---- Stored data

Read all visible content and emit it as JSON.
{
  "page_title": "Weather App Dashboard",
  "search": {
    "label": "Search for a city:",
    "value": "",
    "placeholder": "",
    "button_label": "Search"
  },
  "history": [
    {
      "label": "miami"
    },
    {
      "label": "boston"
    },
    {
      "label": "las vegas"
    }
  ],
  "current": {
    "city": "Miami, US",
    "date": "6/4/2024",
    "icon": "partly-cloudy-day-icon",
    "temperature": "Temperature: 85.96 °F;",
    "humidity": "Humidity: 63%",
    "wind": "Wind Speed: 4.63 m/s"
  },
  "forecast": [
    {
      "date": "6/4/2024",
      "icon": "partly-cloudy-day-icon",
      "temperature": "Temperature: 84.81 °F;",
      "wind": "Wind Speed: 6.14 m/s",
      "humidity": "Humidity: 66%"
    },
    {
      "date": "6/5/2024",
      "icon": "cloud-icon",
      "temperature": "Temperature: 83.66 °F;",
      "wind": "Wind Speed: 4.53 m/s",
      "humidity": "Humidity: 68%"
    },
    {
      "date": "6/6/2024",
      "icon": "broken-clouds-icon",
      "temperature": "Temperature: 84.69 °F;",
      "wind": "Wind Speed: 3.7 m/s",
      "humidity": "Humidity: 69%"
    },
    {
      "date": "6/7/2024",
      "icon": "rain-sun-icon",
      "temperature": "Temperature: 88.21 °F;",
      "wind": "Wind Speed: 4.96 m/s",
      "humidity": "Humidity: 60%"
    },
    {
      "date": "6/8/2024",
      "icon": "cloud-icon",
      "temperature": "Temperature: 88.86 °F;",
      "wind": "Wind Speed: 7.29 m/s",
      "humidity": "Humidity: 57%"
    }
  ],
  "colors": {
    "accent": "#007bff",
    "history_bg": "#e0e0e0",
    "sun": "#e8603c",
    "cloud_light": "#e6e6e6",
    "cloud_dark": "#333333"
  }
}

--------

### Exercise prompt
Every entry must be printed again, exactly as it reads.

### Result
Read all visible content and emit it as JSON.
{
  "page_title": "Weather App Dashboard",
  "search": {
    "label": "Search for a city:",
    "value": "",
    "placeholder": "",
    "button_label": "Search"
  },
  "history": [
    {
      "label": "miami"
    },
    {
      "label": "boston"
    },
    {
      "label": "las vegas"
    }
  ],
  "current": {
    "city": "Miami, US",
    "date": "6/4/2024",
    "icon": "partly-cloudy-day-icon",
    "temperature": "Temperature: 85.96 °F;",
    "humidity": "Humidity: 63%",
    "wind": "Wind Speed: 4.63 m/s"
  },
  "forecast": [
    {
      "date": "6/4/2024",
      "icon": "partly-cloudy-day-icon",
      "temperature": "Temperature: 84.81 °F;",
      "wind": "Wind Speed: 6.14 m/s",
      "humidity": "Humidity: 66%"
    },
    {
      "date": "6/5/2024",
      "icon": "cloud-icon",
      "temperature": "Temperature: 83.66 °F;",
      "wind": "Wind Speed: 4.53 m/s",
      "humidity": "Humidity: 68%"
    },
    {
      "date": "6/6/2024",
      "icon": "broken-clouds-icon",
      "temperature": "Temperature: 84.69 °F;",
      "wind": "Wind Speed: 3.7 m/s",
      "humidity": "Humidity: 69%"
    },
    {
      "date": "6/7/2024",
      "icon": "rain-sun-icon",
      "temperature": "Temperature: 88.21 °F;",
      "wind": "Wind Speed: 4.96 m/s",
      "humidity": "Humidity: 60%"
    },
    {
      "date": "6/8/2024",
      "icon": "cloud-icon",
      "temperature": "Temperature: 88.86 °F;",
      "wind": "Wind Speed: 7.29 m/s",
      "humidity": "Humidity: 57%"
    }
  ],
  "colors": {
    "accent": "#007bff",
    "history_bg": "#e0e0e0",
    "sun": "#e8603c",
    "cloud_light": "#e6e6e6",
    "cloud_dark": "#333333"
  }
}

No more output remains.